Linton- Life in the Collections
Denis Mack Smith:
New Haven and London, 1994
Although the Italian revolutionary Giuseppe Mazzini constantly failed during his lifetime with his guerrilla tactics and attempted coups in his homeland he can be considered, in a wider historical perspective, as one of the most influential and successful ideologists of the 19th century. He was not only the architect and spiritus rector of the Italian unification, but also one of the driving ideological forces of the Republican insurgencies of 1848, which had changed the Eurasian map effectively, and in the end also his central vision of a Europe of democratic Republican nations became reality. Though he was one of the most prolific authors of the time, writing thousands of letters, political instructions and articles for his various Republican journals, mainly on ethical, economical, and aesthetical matters, he never developed a consistent political theory. His characteristic blend of theocratic, patriotic and liberal democratic views developed from the opposition to the autocratic system of the dawning restauration and the narrowed nationalism of the rising age of imperialism, and moreover in conflict with the materialistic system of his adversary Karl Marx. „Mazzini referred to Marx for the first time in an article of 1852, but before then there were dozens of uncomplimentary references to the ‘ultra-reactionary’ Mazzini in the correspondence between Marx and Friedrich Engels. This correspondence condescendingly referred to the ‘platitudinous parodies of his cosmopolitan-neo-Catholic-ideological manifestos.’ (...) Mazzini had invited this opposition by his own perceptive criticism of Communism between 1846 and 1851. (...) He knew that there were differences of opinion and emphasis inside communism, but basically it stood for government being ‘at once proprietor, possessor and distributor of all that exists’, organizing society ‘after the manner of beavers.’ Communism, he wrote, (...) precisely reproduced ‘the position of the masters of slaves in olden times,’ because ambitious and unscrupulous people would realise how to exploit communist ideas and use the gullibility of the masses to create another dictatorship as illiberal, cruel and inefficient as the ancient regime.“ (Denis M. Smith)
After a series of failed insurgencies and after being exiled from his refuges in Switzerland and France, he lived, from January 1837 onwards and for the rest of his life, predominantly in London, from where he organized his further conspiratory activities. The fascination he held for many representatives of the cultural elite like Dickens or Carlyle, but also for political activists like Linton or Holyoake, originates in no small part from his deep ties with the radical heritage of British puritanism and romanticism. „As a boy he had (...) copied out poems by Milton, Pope and Shelley.

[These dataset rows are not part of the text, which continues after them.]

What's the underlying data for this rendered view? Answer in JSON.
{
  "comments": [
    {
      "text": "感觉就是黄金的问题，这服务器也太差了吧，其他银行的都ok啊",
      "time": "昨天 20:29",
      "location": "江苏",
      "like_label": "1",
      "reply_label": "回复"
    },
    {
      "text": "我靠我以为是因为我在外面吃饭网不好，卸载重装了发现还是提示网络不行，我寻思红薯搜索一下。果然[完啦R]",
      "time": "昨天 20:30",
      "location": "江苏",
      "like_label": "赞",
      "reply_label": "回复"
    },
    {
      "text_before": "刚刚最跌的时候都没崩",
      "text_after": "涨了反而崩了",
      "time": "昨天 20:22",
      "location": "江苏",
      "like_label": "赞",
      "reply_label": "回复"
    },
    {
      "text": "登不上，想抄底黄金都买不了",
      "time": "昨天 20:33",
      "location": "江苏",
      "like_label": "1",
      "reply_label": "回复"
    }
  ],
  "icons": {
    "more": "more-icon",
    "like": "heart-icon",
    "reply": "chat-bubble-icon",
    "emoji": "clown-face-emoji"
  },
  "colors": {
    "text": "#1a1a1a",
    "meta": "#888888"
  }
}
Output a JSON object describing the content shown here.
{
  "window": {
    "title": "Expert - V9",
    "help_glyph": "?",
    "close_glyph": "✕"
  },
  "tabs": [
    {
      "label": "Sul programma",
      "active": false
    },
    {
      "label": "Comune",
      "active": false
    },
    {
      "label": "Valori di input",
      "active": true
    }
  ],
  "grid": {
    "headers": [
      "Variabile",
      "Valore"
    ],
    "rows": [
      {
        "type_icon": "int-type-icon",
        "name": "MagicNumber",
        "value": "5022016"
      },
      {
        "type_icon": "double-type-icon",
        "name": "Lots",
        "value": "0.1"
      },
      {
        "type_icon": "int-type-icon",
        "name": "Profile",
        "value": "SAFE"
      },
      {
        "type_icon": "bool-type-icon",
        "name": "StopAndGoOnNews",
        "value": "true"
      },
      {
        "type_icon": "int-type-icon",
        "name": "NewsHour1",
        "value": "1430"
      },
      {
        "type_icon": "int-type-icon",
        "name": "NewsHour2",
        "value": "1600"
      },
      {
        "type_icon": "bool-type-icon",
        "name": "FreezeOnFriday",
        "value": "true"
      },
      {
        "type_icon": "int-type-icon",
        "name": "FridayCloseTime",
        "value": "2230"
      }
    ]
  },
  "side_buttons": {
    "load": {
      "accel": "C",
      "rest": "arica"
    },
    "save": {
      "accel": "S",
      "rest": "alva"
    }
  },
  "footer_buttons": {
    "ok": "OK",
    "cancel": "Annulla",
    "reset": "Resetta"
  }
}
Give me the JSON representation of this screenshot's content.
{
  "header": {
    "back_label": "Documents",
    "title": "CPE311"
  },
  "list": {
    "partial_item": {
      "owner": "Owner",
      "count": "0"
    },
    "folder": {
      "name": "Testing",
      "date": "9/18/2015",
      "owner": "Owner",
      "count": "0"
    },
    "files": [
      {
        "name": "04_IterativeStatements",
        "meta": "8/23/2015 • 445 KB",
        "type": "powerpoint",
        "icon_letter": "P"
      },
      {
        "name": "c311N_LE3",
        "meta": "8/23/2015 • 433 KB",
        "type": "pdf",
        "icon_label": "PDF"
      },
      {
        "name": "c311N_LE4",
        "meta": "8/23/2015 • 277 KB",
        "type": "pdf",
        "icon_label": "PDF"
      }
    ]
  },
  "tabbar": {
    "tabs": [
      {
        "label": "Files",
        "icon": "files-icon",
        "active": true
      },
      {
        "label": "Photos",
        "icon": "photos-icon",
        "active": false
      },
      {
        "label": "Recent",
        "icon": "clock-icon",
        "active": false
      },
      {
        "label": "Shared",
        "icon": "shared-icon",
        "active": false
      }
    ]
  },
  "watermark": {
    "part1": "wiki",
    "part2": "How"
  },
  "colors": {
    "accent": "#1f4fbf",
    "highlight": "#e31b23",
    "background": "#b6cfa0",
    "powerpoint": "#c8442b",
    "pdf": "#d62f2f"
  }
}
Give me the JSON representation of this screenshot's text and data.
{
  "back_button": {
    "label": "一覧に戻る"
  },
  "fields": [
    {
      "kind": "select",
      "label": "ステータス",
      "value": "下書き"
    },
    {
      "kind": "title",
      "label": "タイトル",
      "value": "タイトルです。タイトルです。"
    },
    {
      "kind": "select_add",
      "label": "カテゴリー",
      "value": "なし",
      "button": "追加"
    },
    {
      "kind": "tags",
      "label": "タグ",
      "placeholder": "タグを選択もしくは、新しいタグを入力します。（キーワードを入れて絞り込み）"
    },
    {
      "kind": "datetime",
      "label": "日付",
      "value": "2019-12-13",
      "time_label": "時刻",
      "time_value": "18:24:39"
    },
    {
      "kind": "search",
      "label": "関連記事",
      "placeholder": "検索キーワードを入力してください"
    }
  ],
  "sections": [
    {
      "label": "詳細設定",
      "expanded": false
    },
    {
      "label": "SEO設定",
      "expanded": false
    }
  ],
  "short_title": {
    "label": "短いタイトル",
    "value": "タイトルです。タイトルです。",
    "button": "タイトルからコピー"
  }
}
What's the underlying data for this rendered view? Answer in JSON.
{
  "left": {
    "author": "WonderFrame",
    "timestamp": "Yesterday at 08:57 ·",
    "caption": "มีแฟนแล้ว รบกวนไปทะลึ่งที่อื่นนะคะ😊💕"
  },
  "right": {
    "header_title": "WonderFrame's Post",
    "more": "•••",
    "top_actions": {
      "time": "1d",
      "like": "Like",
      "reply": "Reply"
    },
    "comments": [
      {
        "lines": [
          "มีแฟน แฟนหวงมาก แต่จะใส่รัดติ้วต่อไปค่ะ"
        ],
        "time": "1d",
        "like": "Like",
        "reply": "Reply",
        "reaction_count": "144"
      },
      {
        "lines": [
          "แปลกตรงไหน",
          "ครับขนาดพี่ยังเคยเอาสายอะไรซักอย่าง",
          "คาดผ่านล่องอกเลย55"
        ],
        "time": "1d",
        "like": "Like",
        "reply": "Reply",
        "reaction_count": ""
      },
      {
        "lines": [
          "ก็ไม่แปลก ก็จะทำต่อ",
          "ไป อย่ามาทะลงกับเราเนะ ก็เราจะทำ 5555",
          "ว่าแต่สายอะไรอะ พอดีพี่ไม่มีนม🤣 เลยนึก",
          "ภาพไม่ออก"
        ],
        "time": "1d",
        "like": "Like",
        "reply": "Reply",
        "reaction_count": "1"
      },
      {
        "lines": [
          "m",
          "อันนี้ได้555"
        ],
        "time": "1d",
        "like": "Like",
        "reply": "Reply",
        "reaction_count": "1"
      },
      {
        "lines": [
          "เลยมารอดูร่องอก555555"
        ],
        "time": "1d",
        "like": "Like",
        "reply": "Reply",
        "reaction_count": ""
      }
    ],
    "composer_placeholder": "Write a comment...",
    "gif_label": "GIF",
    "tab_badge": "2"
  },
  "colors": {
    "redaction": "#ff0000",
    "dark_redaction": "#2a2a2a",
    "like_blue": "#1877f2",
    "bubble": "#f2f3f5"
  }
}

He was among the first Italians to appreciate Burns and Wordsworth, whom he took as exemplars of a new liberal romanticism that would replace the sometimes authoritarian stereotypes of the previous century.“ In later years „a friend remembered that ‘he could never forgive England for her neglect and misappreciation of Byron,’ a writer he placed ‘far above Wordsworth and Coleridge whom he calls contemplative poets only, living remote from action amid their mountains and lakes’.“ (Denis M. Smith) With the exiled Mazzini, England had another romantic champion for liberty and freedom of the type of Byron, but without his aristrocratic and egomanic deficiencies.
Denis Mack Smith mentions Linton repeatedly in his authoritative biography of Mazzini as a friend and follower. In his own autobiography, Linton specifies that he first met him around 1841 in his free secular school „for poor Italians in London, most of them the wretched organ-grinders and hawkers of plaster casts.“ The school of which Linton became a patron was just around the block of his own engraving workshop. „Mazzini, he believed, was a man born to level emperors and raise nations to their duty. He ranged Mazzini with Lamennais: the abbé as his rhetorical social inspiration, the Italian as the active protagonist of his apocalyptic hopes.“ (F.B. Smith) Indeed there had been some connections between the dissident French priest and the mastermind of Italian guerilla war, not only in their impassionate solemn diction. At the request of Lamennais, Mazzini had, between March and June 1837, anonymously written a series of articles for Le Monde in Paris, about class conflicts in England. Although Linton subordinated his political activities for the next two decades almost completely to the Mazzinean cause, their socio-political conceptions differed substantially. The model of society, which Linton drafted in the early 1850s in his journal The English Republic was much less hieratical and authoritarian than Mazzini’s scheme. Instead, Linton’s societal ideal comes closer to the self-organizing grass roots conception of Robert Owen’s cooperative movement.